__WHAT THIS TASK INVOLVES__
Your answer must be an exact copy of the records below, with no pictures in it.

__DATA TO PROCESS__

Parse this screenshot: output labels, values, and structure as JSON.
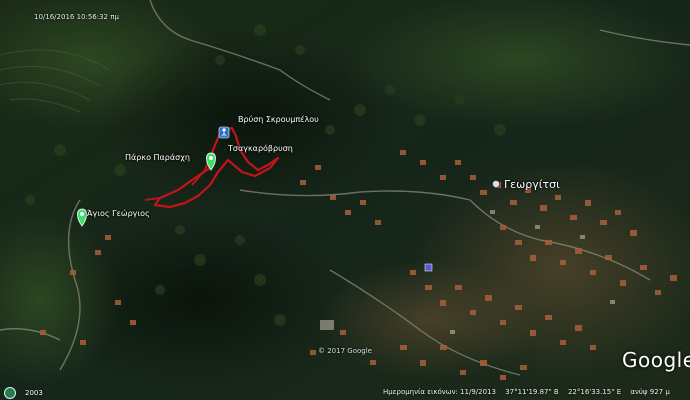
{
  "timestamp": "10/16/2016  10:56:32 πμ",
  "places": {
    "vrysi": "Βρύση Σκρουμπέλου",
    "tsagkarovrysi": "Τσαγκαρόβρυση",
    "parko": "Πάρκο Παράσχη",
    "agios": "Άγιος Γεώργιος",
    "town": "Γεωργίτσι"
  },
  "copyright": "© 2017 Google",
  "brand": "Google",
  "status": {
    "imagery_date": "Ημερομηνία εικόνων: 11/9/2013",
    "latitude": "37°11'19.87\" Β",
    "longitude": "22°16'33.15\" Ε",
    "elevation": "ανύψ  927 μ"
  },
  "historical_year": "2003",
  "colors": {
    "track": "#c4141b",
    "pin": "#3fe06a",
    "town_marker": "#e0e0e0"
  },
  "icons": [
    "pin-icon",
    "hiker-icon",
    "historical-imagery-icon"
  ]
}
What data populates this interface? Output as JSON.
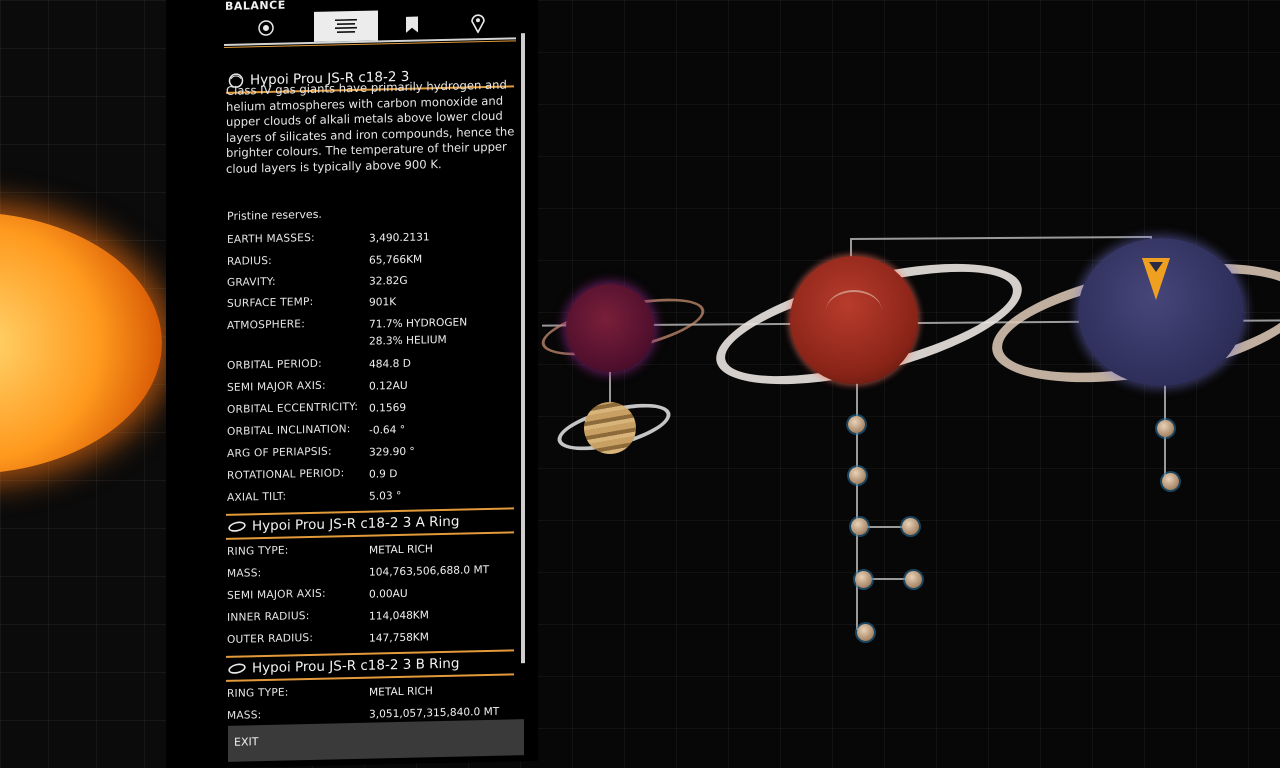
{
  "panel": {
    "title": "BALANCE",
    "tabs": [
      {
        "name": "system-map-icon"
      },
      {
        "name": "list-icon"
      },
      {
        "name": "bookmark-icon"
      },
      {
        "name": "navigation-marker-icon"
      }
    ],
    "body": {
      "name": "Hypoi Prou JS-R c18-2 3",
      "description": "Class IV gas giants have primarily hydrogen and helium atmospheres with carbon monoxide and upper clouds of alkali metals above lower cloud layers of silicates and iron compounds, hence the brighter colours. The temperature of their upper cloud layers is typically above 900 K.",
      "reserves": "Pristine reserves.",
      "stats": [
        {
          "key": "EARTH MASSES:",
          "value": "3,490.2131"
        },
        {
          "key": "RADIUS:",
          "value": "65,766KM"
        },
        {
          "key": "GRAVITY:",
          "value": "32.82G"
        },
        {
          "key": "SURFACE TEMP:",
          "value": "901K"
        },
        {
          "key": "ATMOSPHERE:",
          "value": "71.7% HYDROGEN",
          "value2": "28.3% HELIUM"
        },
        {
          "key": "ORBITAL PERIOD:",
          "value": "484.8 D"
        },
        {
          "key": "SEMI MAJOR AXIS:",
          "value": "0.12AU"
        },
        {
          "key": "ORBITAL ECCENTRICITY:",
          "value": "0.1569"
        },
        {
          "key": "ORBITAL INCLINATION:",
          "value": "-0.64 °"
        },
        {
          "key": "ARG OF PERIAPSIS:",
          "value": "329.90 °"
        },
        {
          "key": "ROTATIONAL PERIOD:",
          "value": "0.9 D"
        },
        {
          "key": "AXIAL TILT:",
          "value": "5.03 °"
        }
      ]
    },
    "rings": [
      {
        "name": "Hypoi Prou JS-R c18-2 3 A Ring",
        "stats": [
          {
            "key": "RING TYPE:",
            "value": "METAL RICH"
          },
          {
            "key": "MASS:",
            "value": "104,763,506,688.0 MT"
          },
          {
            "key": "SEMI MAJOR AXIS:",
            "value": "0.00AU"
          },
          {
            "key": "INNER RADIUS:",
            "value": "114,048KM"
          },
          {
            "key": "OUTER RADIUS:",
            "value": "147,758KM"
          }
        ]
      },
      {
        "name": "Hypoi Prou JS-R c18-2 3 B Ring",
        "stats": [
          {
            "key": "RING TYPE:",
            "value": "METAL RICH"
          },
          {
            "key": "MASS:",
            "value": "3,051,057,315,840.0 MT"
          }
        ]
      }
    ],
    "exit_label": "EXIT"
  },
  "colors": {
    "accent": "#e29a3a",
    "selection_marker": "#f0a020",
    "panel_bg": "#000000",
    "text": "#e8e8e8"
  }
}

__RESULT__
Parse this screenshot: output labels, values, and structure as JSON.
{
  "timestamp": "10/16/2016  10:56:32 πμ",
  "places": {
    "vrysi": "Βρύση Σκρουμπέλου",
    "tsagkarovrysi": "Τσαγκαρόβρυση",
    "parko": "Πάρκο Παράσχη",
    "agios": "Άγιος Γεώργιος",
    "town": "Γεωργίτσι"
  },
  "copyright": "© 2017 Google",
  "brand": "Google",
  "status": {
    "imagery_date": "Ημερομηνία εικόνων: 11/9/2013",
    "latitude": "37°11'19.87\" Β",
    "longitude": "22°16'33.15\" Ε",
    "elevation": "ανύψ  927 μ"
  },
  "historical_year": "2003",
  "colors": {
    "track": "#c4141b",
    "pin": "#3fe06a",
    "town_marker": "#e0e0e0"
  },
  "icons": [
    "pin-icon",
    "hiker-icon",
    "historical-imagery-icon"
  ]
}
What data populates this interface? Output as JSON.
{
  "panel": {
    "title": "BALANCE",
    "tabs": [
      {
        "name": "system-map-icon"
      },
      {
        "name": "list-icon"
      },
      {
        "name": "bookmark-icon"
      },
      {
        "name": "navigation-marker-icon"
      }
    ],
    "body": {
      "name": "Hypoi Prou JS-R c18-2 3",
      "description": "Class IV gas giants have primarily hydrogen and helium atmospheres with carbon monoxide and upper clouds of alkali metals above lower cloud layers of silicates and iron compounds, hence the brighter colours. The temperature of their upper cloud layers is typically above 900 K.",
      "reserves": "Pristine reserves.",
      "stats": [
        {
          "key": "EARTH MASSES:",
          "value": "3,490.2131"
        },
        {
          "key": "RADIUS:",
          "value": "65,766KM"
        },
        {
          "key": "GRAVITY:",
          "value": "32.82G"
        },
        {
          "key": "SURFACE TEMP:",
          "value": "901K"
        },
        {
          "key": "ATMOSPHERE:",
          "value": "71.7% HYDROGEN",
          "value2": "28.3% HELIUM"
        },
        {
          "key": "ORBITAL PERIOD:",
          "value": "484.8 D"
        },
        {
          "key": "SEMI MAJOR AXIS:",
          "value": "0.12AU"
        },
        {
          "key": "ORBITAL ECCENTRICITY:",
          "value": "0.1569"
        },
        {
          "key": "ORBITAL INCLINATION:",
          "value": "-0.64 °"
        },
        {
          "key": "ARG OF PERIAPSIS:",
          "value": "329.90 °"
        },
        {
          "key": "ROTATIONAL PERIOD:",
          "value": "0.9 D"
        },
        {
          "key": "AXIAL TILT:",
          "value": "5.03 °"
        }
      ]
    },
    "rings": [
      {
        "name": "Hypoi Prou JS-R c18-2 3 A Ring",
        "stats": [
          {
            "key": "RING TYPE:",
            "value": "METAL RICH"
          },
          {
            "key": "MASS:",
            "value": "104,763,506,688.0 MT"
          },
          {
            "key": "SEMI MAJOR AXIS:",
            "value": "0.00AU"
          },
          {
            "key": "INNER RADIUS:",
            "value": "114,048KM"
          },
          {
            "key": "OUTER RADIUS:",
            "value": "147,758KM"
          }
        ]
      },
      {
        "name": "Hypoi Prou JS-R c18-2 3 B Ring",
        "stats": [
          {
            "key": "RING TYPE:",
            "value": "METAL RICH"
          },
          {
            "key": "MASS:",
            "value": "3,051,057,315,840.0 MT"
          }
        ]
      }
    ],
    "exit_label": "EXIT"
  },
  "colors": {
    "accent": "#e29a3a",
    "selection_marker": "#f0a020",
    "panel_bg": "#000000",
    "text": "#e8e8e8"
  }
}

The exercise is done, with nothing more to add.